The Hebrew name for the collection is Praises and the Greek translation of that word is psalmos, referring to the twang of a stringed instrument. These verses were meant to be sung by God’s children, together raising their voices in praise, sorrow, wonder, weeping, repentance, and love. The ancient Israelites prayed and sang the Psalms; the earliest Christians prayed and sang the Psalms; and Catholics today still pray and sing the Psalms at every single Mass, every single day, all over the world. Not only is a responsorial song or chant of a Psalm part of the liturgical order, many hymns and choruses are penned directly from a Psalm.

psalmsAccording to the Catechism of the Catholic Church, “The Psalms both nourished and expressed the prayer of the people of God . . . their prayer is inseparably personal and communal; it concerns both those who are praying and all men (#2586).”

“The Psalter is the book in which the word of God becomes man’s prayer. The same Spirit inspires both God’s work and man’s response. Christ will unite the two. In him, the Psalms continue to teach us how to pray (#2587).”

“Prayed and fulfilled in Christ, the Psalms are an essential and permanent element of the prayer of the Church. They are suitable for men of every condition and time (#2597).”

I am an Irish girl who grew up in Southeastern New England, so poets dear to me include Robert Frost, William Butler Yeats, William Wordsworth, and Katharine Tynan. Their words about our earth, our families, humanity’s beauty and trouble, and the yearnings of the heart calm and inspire me. But the Psalms do that, too, along with the knowledge that the words passed down are definitely from God.

How many times is Psalm 23 murmured as a prayer for peace? “The Lord is my shepherd; there is nothing I lack. In green pastures you let me rest; to safe waters you lead me . . . I fear no harm for you are at my side; your rod and staff give me courage . . . I will dwell in the house of the Lord forever.”

How many times have I recited for strength my favorite Psalm 27? “The Lord is my light and my salvation; whom do I fear?
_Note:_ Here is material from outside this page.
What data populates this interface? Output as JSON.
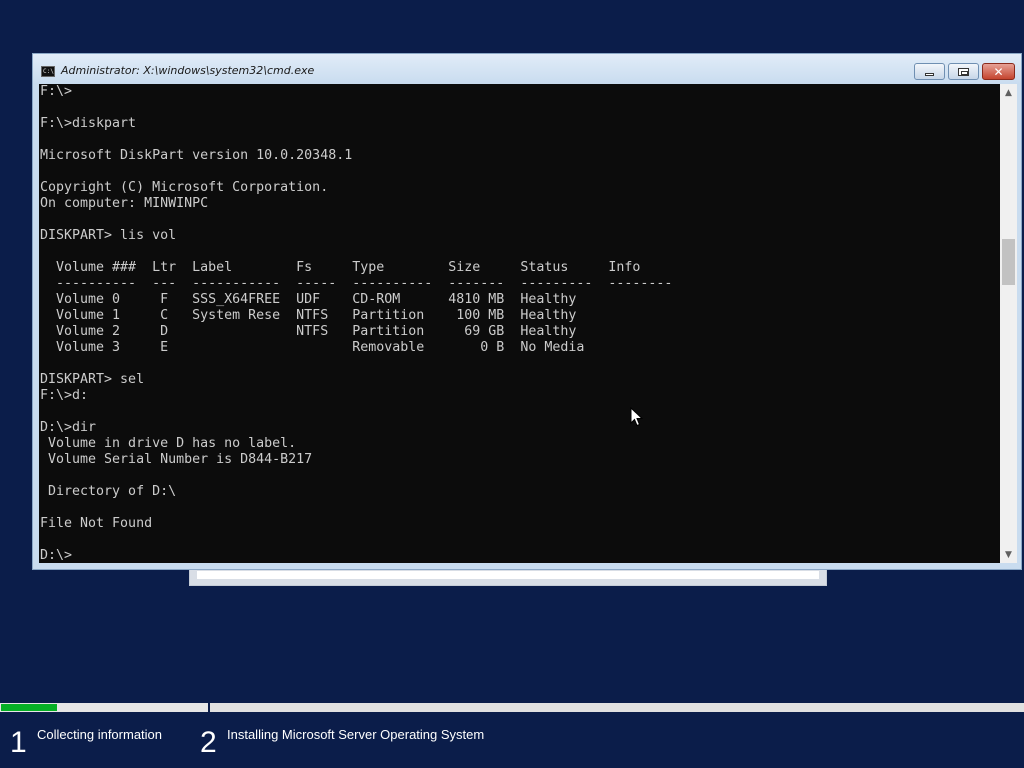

The Lord is my life’s refuge; of whom am I afraid? One thing I ask of the Lord, this I seek: to dwell in the house of the Lord all the days of my life, to gaze on the beauty of the Lord, to visit his temple . . . wait for the Lord, take courage, be stouthearted and wait for the Lord!”

We have yelled with King David. “Answer when I call, my saving God. In my troubles, clear a way. Show me favor; hear my prayer.” (4:2) And, “Have pity on me, Lord, for I am weak. Heal me Lord for my bones are trembling.” (6:3)

We have shouted with joy. “O Lord our Lord, how awesome is your name through all the earth! You have set your majesty above the heavens!” (8:1) And, “All you people clap your hands; shout to God with joyful cries!” (47:1)

We have wept. “How long, Lord? Will you utterly forget me? How long must I carry sorrow in my soul?” (13:1-3) And, “Listen to my cry for help for I am brought very low. Rescue me from my pursuers for they are too strong for me.” (142:7)

We have taken a deep breath. “I trust in your faithfulness. Grant my heart joy in your help so that I may sing of the Lord; how good our God has been to me!” (13:6) And, “I wait for you, O Lord. I lift up my soul to my God. In you I trust; do not let me be disgraced.” (25:1-2)

We have repented. “I know my offense; my sin is always before me. Against you alone have I sinned; I have done evil in your sight that you are just when you condemn. Cleanse me with hyssop that I may be pure; wash me that I may be whiter than snow.” (52:5; 6,9)

We have exulted in the earth- “Let the heavens be glad and the earth rejoice; let the sea and what fills it resound; let the plains be joyful and all that is in them. Then let the trees of the forest rejoice before the Lord who comes to govern the earth.” (96:11-13)

And we have sung praises. “How good to celebrate our God in song; how sweet to sing fitting praise. We sing to the Lord with thanksgiving and celebrate our God with the lyre!” (147:1,7)

May we read the Psalms again and be closer to our brothers and sisters in the Faith, those here and those in heaven. May we read the Psalms again and be closer to God, our loving creator.